The Lord Advocate appeared before the Scottish Parliament on February 24, 2021 to answer questions on the redaction of Alex Salmond’s evidence to the Holyrood inquiry. This is the text of my Scottish Daily Mail sketch of proceedings.
James Wolffe QC cuts a bashful, owlish figure, more suited to an academic symposium than the Holyrood bear pit. The Lord Advocate had been summoned to answer an urgent question by Jackie Baillie, an increasingly frustrated member of the Salmond inquiry.
Following Tuesday’s debacle, in which the Scottish Parliament redacted Alex Salmond’s written evidence at the behest of the Crown Office, Baillie wanted to know whether Wolffe had been ‘consulted’ about the action.
Up came this slight, bespectacled character to reply: ‘No, I was not. The decisions in relation to this matter were made by senior professional prosecutors acting independently, as they always do, and without reference to the law officers.’

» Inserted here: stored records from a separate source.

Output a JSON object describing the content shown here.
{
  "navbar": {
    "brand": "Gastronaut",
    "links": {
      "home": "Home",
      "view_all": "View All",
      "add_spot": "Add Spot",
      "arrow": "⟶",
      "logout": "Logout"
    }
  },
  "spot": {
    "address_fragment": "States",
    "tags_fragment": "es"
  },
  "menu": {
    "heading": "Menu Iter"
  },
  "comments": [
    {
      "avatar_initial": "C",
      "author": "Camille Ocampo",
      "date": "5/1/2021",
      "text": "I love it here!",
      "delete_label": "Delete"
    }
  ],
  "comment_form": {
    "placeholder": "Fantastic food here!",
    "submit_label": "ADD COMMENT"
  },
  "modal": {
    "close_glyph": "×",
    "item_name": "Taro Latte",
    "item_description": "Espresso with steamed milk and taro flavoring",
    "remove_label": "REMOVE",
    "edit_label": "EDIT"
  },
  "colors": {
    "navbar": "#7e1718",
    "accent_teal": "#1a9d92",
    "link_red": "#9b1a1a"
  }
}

He is that peculiarly Scottish brand of posh — Dumfriesshire posh — but spoke in the familiar cadences of establishment Edinburgh. His vowels seemed to rise and thumb their lapels before announcing themselves and his ‘S’s whistled in sibilant defiance of a tongue that regularly darted forth to moisten his lips.
‘Can I take the opportunity to add this: Scotland’s public prosecutors take difficult decisions which some may find unpopular. They take those decisions objectively, professionally and in the public interest, and they act independently of any other person.’
His tone was curling sour, a streak of defensiveness creeping in.
Of course, defensiveness will do you no good with Jackie Baillie. She could get the Dalai Lama to confess to being Jack the Ripper with three questions and a supplementary.
Baillie accepted that Wolffe had not been consulted but ‘was he aware of what was going on?’ Moreover, ‘did the Crown Office receive any submissions from any third party’ before writing to the parliament? And, she pressed, ‘did this even go across your desk before it had been issued?’
‘I received a copy of the letter for my information after it had been issued,’ he replied crisply, and sat back down.
The terse response didn’t cut muster with Baillie.
‘I note the Lord Advocate didn’t answer any of my previous questions, and I’m sure he might want to take the opportunity in answer to my next question to go back and cover the stuff he didn’t answer before.’
Her voice was cheery, her meaning deadly clear: don’t get lawyerly with me, mate.
She reminded him that, when the matter was before the High Court, the Crown Office objected to just one paragraph of Salmond’s evidence. What had changed?
‘I’m not going to get into the substance of the issues here, not least because in doing so there would be a risk myself in breaching the court order,’ he told her. Lawyerly it was going to be.
‘Fundamentally,’ he continued, ‘what’s at issue here is an order by the High Court, handed down to protect the anonymity of complainers. The Crown’s sole interest in this matter is to secure respect for that court order.’
That Baillie was not satisfied with this response was evident from a press release she promptly fired off: ‘It is simply unacceptable that the Lord Advocate refused to answer the questions put to him with any detail.’
Wolffe’s performance was halting and unlikely to have convinced anyone troubled by the Crown Office’s intervention.
Thankfully, though, the SNP’s undeterrable Tom Arthur was on hand. After five years at Holyrood, ministerial office continues to elude him with a consistency that suggests determination. However, he offered himself in the role of amicus advocatus — Lord Advocate hauners.
He lamented ‘misinformation being spread’ about the office, recounted its origins prior to the Union of Crowns, and invited Wolffe to agree that previous Lord Advocates had been members of the Scottish cabinet.
‘I’m not entirely sure it’s quite following the urgent question today,’ the presiding officer demurred, ‘but I will allow the Lord Advocate to make a brief response to that history lesson from Mr Arthur.’
Ken Macintosh turns savage. Truly, it was an unprecedented day.
Originally published in the Scottish Daily Mail. Letters: scotletters [insert @ symbol] dailymail.co.uk.